The volunteers of the WWHF were amazing. If there were any problems, help was never too far away. I relied on them heavily and was never made to feel bad for asking dumb questions. The staff at the Deadwood Mountain Grand was also exceptional. The coffee and water stations were always replenished quickly, and the lunch buffet got everyone through the day. The venue itself was clean and never felt too crowded. It really was the perfect place to hold WWHF.
As a final note on hospitality that I think gets overlooked, I would also like to point out that the conference attendees were fantastic ambassadors for the community. I didn't personally see anyone cause problems and I felt welcome to join any conversation.
WWHF Struck Gold
If I could imagine a conference built for me, it would probably look a lot like WWHF. The small-town venue, the freshness of a second-annual event, a two-day limit on festivities, and a great community of people all came together to make my first experience in the greater InfoSec community an enjoyable one. I left with some new tools in my belt, motivation to continue learning, and the reassurance that there is a way to visit a conference in the way that works for me.
Reflecting on my time at WWHF, I feel like I am now an active participant in something that I had previously only peered into from the outer edge. It was inspiring to see the people I only knew from the internet with my own eyes. It was exciting to discover how small the world is as I ran into people that I knew from previous jobs or who had similar stories as mine. By the end of the conference, I was surprised to hear myself asking people for recommendations to other conferences in the future.
If I could do it again (and I plan to), I would see more of the talks and make more time to explore other labs and workshops. I would also put in a little more effort before the conference to research the speakers and plan my personal schedule to minimize the downtime trying to figure out where to go next.
I was able to pack more learning and motivation into two days than I would have ever been able to on my own.

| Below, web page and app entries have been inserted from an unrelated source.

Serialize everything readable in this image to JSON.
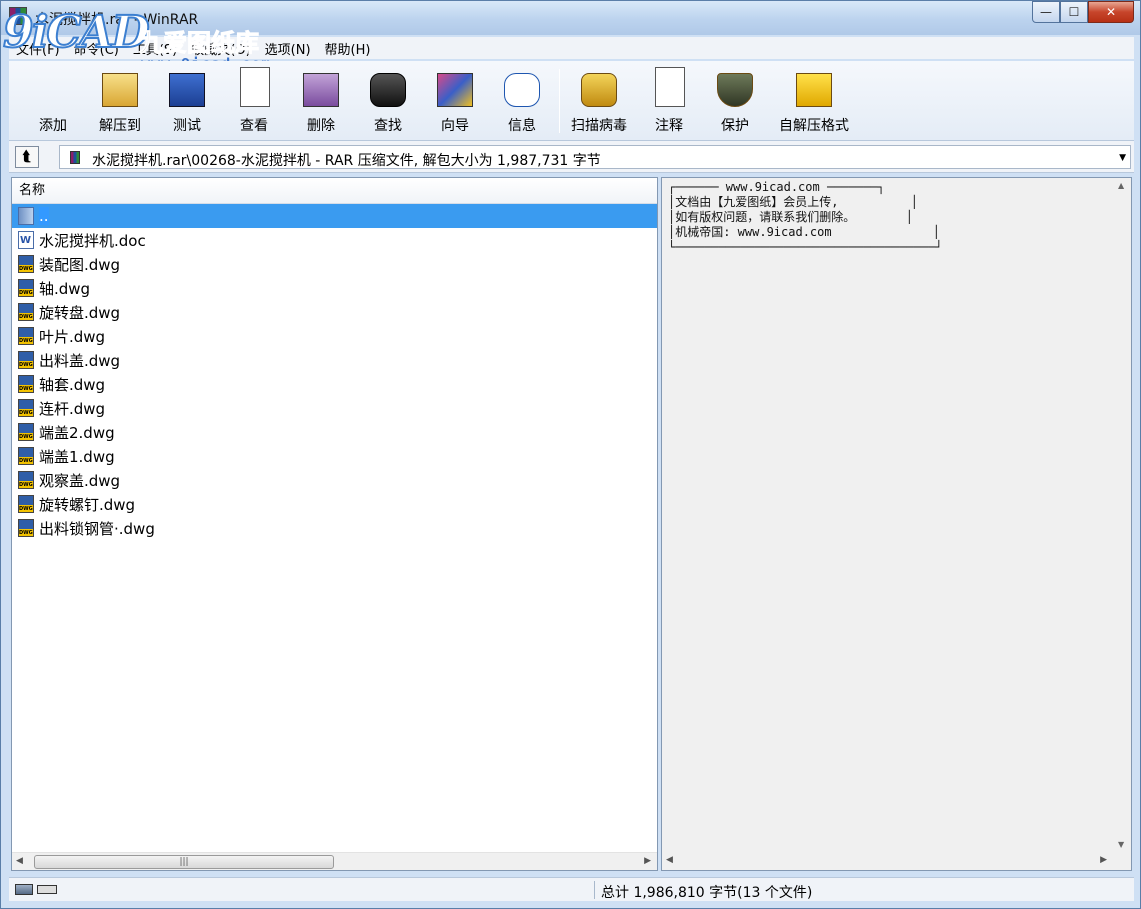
{
  "window": {
    "title": "水泥搅拌机.rar - WinRAR",
    "controls": {
      "minimize": "—",
      "maximize": "☐",
      "close": "✕"
    }
  },
  "watermark": {
    "logo": "9iCAD",
    "name": "九爱图纸库",
    "url": "www.9icad.com"
  },
  "menu": {
    "items": [
      "文件(F)",
      "命令(C)",
      "工具(S)",
      "收藏夹(O)",
      "选项(N)",
      "帮助(H)"
    ]
  },
  "toolbar": {
    "buttons": [
      {
        "label": "添加",
        "icon": "add-books-icon"
      },
      {
        "label": "解压到",
        "icon": "extract-folder-icon"
      },
      {
        "label": "测试",
        "icon": "test-check-icon"
      },
      {
        "label": "查看",
        "icon": "view-glasses-icon"
      },
      {
        "label": "删除",
        "icon": "delete-recycle-icon"
      },
      {
        "label": "查找",
        "icon": "find-binoculars-icon"
      },
      {
        "label": "向导",
        "icon": "wizard-icon"
      },
      {
        "label": "信息",
        "icon": "info-icon"
      },
      {
        "label": "扫描病毒",
        "icon": "virus-scan-icon"
      },
      {
        "label": "注释",
        "icon": "comment-icon"
      },
      {
        "label": "保护",
        "icon": "protect-shield-icon"
      },
      {
        "label": "自解压格式",
        "icon": "sfx-icon"
      }
    ]
  },
  "address": {
    "path": "水泥搅拌机.rar\\00268-水泥搅拌机 - RAR 压缩文件, 解包大小为 1,987,731 字节",
    "up_glyph": "⮬",
    "dropdown_glyph": "▼"
  },
  "filelist": {
    "column_header": "名称",
    "rows": [
      {
        "name": "..",
        "type": "folder",
        "selected": true
      },
      {
        "name": "水泥搅拌机.doc",
        "type": "doc"
      },
      {
        "name": "装配图.dwg",
        "type": "dwg"
      },
      {
        "name": "轴.dwg",
        "type": "dwg"
      },
      {
        "name": "旋转盘.dwg",
        "type": "dwg"
      },
      {
        "name": "叶片.dwg",
        "type": "dwg"
      },
      {
        "name": "出料盖.dwg",
        "type": "dwg"
      },
      {
        "name": "轴套.dwg",
        "type": "dwg"
      },
      {
        "name": "连杆.dwg",
        "type": "dwg"
      },
      {
        "name": "端盖2.dwg",
        "type": "dwg"
      },
      {
        "name": "端盖1.dwg",
        "type": "dwg"
      },
      {
        "name": "观察盖.dwg",
        "type": "dwg"
      },
      {
        "name": "旋转螺钉.dwg",
        "type": "dwg"
      },
      {
        "name": "出料锁钢管·.dwg",
        "type": "dwg"
      }
    ]
  },
  "comment": {
    "text": "┌────── www.9icad.com ───────┐\n│文档由【九爱图纸】会员上传,          │\n│如有版权问题，请联系我们删除。       │\n│机械帝国: www.9icad.com              │\n└────────────────────────────────────┘"
  },
  "status": {
    "summary": "总计 1,986,810 字节(13 个文件)"
  },
  "colors": {
    "selection": "#3399ff",
    "frame": "#cfe0f4"
  }
}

Even though I fear that I may have missed some opportunities by turning down other conferences in the past, I am glad I held out for WWHF. It was a great first con that will lead to my attendance at many more.